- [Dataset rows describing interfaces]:
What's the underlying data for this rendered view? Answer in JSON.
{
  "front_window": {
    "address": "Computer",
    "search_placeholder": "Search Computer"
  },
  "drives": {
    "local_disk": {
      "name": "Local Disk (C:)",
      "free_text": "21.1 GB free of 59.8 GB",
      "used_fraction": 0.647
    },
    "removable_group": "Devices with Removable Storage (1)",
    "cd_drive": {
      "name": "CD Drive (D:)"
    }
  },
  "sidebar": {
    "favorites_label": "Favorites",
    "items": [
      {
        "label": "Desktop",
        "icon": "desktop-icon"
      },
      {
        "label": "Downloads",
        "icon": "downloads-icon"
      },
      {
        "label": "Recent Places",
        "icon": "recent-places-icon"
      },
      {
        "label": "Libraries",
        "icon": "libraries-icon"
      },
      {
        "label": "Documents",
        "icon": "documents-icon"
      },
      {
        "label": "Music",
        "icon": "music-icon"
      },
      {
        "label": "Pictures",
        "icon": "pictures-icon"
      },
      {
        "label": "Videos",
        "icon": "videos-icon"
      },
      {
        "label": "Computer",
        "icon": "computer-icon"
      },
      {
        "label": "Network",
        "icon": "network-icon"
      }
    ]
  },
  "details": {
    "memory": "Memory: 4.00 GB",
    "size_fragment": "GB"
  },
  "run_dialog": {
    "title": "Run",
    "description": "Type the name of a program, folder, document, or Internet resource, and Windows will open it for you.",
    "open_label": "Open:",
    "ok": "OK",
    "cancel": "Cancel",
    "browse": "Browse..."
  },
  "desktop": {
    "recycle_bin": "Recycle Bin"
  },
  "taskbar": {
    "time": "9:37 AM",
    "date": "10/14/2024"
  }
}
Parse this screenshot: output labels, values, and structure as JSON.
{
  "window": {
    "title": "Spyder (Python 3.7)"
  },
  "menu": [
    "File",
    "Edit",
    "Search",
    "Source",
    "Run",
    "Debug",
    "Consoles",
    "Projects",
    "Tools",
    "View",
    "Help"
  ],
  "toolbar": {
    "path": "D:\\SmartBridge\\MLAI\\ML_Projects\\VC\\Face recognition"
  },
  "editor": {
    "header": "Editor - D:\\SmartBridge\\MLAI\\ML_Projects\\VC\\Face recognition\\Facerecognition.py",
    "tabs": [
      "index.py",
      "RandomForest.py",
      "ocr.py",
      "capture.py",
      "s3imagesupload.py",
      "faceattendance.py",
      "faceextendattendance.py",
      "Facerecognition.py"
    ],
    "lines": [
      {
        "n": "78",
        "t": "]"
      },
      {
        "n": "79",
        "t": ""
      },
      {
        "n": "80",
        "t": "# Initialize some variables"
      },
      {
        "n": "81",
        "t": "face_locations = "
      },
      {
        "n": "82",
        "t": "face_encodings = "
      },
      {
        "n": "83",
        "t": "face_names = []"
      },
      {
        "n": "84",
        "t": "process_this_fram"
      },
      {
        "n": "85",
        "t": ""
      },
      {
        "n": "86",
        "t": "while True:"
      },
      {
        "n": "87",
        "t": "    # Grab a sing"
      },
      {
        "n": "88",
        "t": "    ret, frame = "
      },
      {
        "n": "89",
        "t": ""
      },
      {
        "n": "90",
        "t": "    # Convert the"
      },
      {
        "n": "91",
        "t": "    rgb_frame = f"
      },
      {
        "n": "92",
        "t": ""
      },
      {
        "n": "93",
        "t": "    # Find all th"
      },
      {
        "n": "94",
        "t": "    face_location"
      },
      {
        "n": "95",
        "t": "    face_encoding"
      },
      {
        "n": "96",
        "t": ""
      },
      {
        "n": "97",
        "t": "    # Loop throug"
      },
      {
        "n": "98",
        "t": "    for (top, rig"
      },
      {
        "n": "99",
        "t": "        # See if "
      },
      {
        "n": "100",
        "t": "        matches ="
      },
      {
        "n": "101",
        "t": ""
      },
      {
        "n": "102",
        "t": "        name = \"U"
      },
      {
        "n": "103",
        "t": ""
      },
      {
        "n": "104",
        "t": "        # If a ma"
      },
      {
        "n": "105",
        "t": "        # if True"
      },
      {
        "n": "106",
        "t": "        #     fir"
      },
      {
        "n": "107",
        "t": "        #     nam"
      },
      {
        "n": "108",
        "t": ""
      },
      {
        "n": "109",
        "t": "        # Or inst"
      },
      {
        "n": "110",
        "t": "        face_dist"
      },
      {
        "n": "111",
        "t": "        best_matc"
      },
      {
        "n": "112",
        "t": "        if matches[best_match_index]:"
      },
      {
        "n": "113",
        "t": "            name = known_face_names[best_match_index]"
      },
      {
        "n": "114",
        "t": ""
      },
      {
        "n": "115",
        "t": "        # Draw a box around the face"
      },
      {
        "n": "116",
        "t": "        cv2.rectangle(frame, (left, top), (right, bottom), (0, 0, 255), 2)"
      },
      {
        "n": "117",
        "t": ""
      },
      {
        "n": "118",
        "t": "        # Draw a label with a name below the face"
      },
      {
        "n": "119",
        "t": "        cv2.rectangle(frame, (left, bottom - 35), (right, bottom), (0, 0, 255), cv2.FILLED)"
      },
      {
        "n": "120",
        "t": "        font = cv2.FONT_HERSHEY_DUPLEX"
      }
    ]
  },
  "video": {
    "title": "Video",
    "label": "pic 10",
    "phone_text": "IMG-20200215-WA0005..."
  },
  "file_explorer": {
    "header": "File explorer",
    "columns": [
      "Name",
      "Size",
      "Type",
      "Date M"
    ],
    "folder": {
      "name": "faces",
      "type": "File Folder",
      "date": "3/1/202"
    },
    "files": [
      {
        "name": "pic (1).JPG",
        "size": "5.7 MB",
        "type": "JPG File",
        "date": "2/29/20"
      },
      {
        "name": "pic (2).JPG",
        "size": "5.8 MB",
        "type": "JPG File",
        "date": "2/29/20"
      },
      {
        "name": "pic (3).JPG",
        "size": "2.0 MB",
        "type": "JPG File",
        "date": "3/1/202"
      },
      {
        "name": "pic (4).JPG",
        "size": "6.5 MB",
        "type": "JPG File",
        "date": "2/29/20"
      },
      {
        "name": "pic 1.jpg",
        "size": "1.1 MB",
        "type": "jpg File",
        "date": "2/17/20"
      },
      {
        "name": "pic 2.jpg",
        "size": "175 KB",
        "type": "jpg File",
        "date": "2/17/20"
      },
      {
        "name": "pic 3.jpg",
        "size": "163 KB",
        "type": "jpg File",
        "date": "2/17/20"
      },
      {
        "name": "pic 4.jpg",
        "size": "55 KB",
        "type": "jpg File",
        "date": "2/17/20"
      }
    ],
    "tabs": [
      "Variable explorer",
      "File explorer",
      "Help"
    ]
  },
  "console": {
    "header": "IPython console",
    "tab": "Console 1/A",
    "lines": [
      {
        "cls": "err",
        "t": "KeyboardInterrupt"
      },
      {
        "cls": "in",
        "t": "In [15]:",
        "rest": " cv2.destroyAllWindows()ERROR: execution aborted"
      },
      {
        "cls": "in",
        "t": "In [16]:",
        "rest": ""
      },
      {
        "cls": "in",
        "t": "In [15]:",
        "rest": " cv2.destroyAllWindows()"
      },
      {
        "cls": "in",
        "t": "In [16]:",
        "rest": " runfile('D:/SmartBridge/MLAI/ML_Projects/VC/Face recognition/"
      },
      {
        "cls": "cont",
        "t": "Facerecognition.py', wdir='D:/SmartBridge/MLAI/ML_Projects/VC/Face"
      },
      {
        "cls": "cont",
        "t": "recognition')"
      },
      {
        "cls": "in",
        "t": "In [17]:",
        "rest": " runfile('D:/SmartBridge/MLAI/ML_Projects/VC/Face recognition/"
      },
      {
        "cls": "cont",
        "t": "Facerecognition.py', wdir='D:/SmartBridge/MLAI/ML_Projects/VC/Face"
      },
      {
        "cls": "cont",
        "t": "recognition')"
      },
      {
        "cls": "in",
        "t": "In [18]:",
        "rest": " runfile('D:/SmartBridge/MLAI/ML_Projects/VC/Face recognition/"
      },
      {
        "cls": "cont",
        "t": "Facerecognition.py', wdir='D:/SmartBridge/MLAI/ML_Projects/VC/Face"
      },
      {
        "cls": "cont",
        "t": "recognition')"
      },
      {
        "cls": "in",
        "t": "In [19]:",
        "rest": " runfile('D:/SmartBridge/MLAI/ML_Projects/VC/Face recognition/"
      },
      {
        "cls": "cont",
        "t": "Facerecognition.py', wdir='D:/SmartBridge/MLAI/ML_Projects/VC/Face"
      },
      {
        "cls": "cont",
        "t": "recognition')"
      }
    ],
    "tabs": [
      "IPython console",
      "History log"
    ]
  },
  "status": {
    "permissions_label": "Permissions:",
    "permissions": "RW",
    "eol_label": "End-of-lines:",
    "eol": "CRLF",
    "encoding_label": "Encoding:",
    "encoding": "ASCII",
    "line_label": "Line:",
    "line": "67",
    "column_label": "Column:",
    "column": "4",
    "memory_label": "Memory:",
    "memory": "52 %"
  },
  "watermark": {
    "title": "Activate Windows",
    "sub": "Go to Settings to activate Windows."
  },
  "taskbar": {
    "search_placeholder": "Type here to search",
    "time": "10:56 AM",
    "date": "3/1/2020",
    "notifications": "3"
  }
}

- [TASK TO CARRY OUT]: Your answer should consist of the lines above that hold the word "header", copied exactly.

- [SOLVED PROBLEM]:
    "header": "Editor - D:\\SmartBridge\\MLAI\\ML_Projects\\VC\\Face recognition\\Facerecognition.py",
    "header": "File explorer",
    "header": "IPython console",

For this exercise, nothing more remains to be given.